eating well. He weighed nearly a kilo. He had fleas and worms, which were easily solved, but
was otherwise fit.
But his ginger brother Roo was half his size. Literally only half a kilo in weight, he was also
parasitised, and anaemic from blood loss to the fleas. He was suffering with mild diarrhoea
when we first met him. We treated his parasites too, and offered him a specialist food to help
him build himself up, which he seemed happy to eat.
But the next day he had worsened considerably. He had barely eaten overnight, his
diarrhoea was worse, and he could not keep his body temperature up. We noticed that his
tongue and his bottom had ulcers on, which was hardly going to help improve his appetite.
To be honest, we thought he had very little chance of pulling through, and prepared his
owners for the worst.
His owners had never nursed a sick kitten before, so we felt he was better off in our hospital.
He was too small to place a cannula into his vein to give him intravenous fluid therapy, which
would be my first choice for any larger sick pet.
I elected to maintain his hydration by a combination of oral fluids, fluids injected under his
skin and fluids placed in a sterile manner directly into his abdomen.
Then I passed him to my nursing team, who bedded him down in an incubator environment.

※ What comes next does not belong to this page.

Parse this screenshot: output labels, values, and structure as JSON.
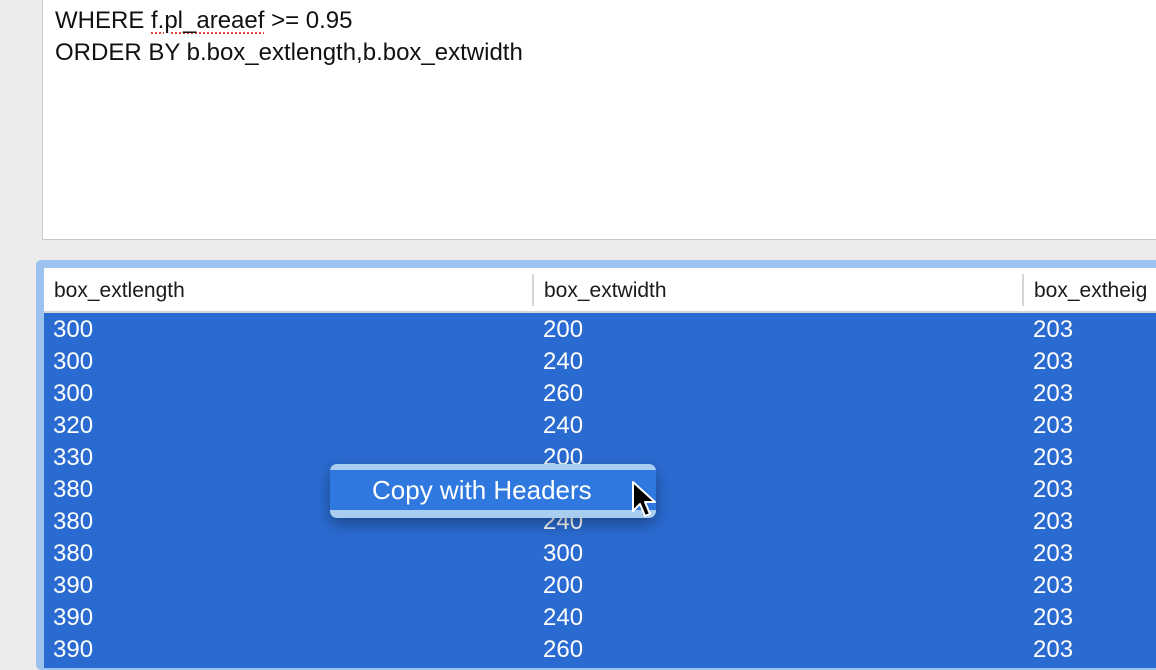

They worked all day to help him gradually warm up from two degrees below normal. Every
30 minutes they fed him tiny warmed amounts of food or electrolyte fluids. They
administered the antibiotics I prescribed, and cleaned his sore eyes, mouth and bottom.
There were people with him constantly all day. He had a lot more diarrhoea to do, but by the
end of the day we knew we had at least done our best. We weren’t sure which way it would
go and whether he would even make it to Christmas.
The next morning, he was a different fellow. He was significantly brighter, and strong enough
to take food more easily. His diarrhoea settled down, and from that day he quickly grew
He was our Christmas miracle!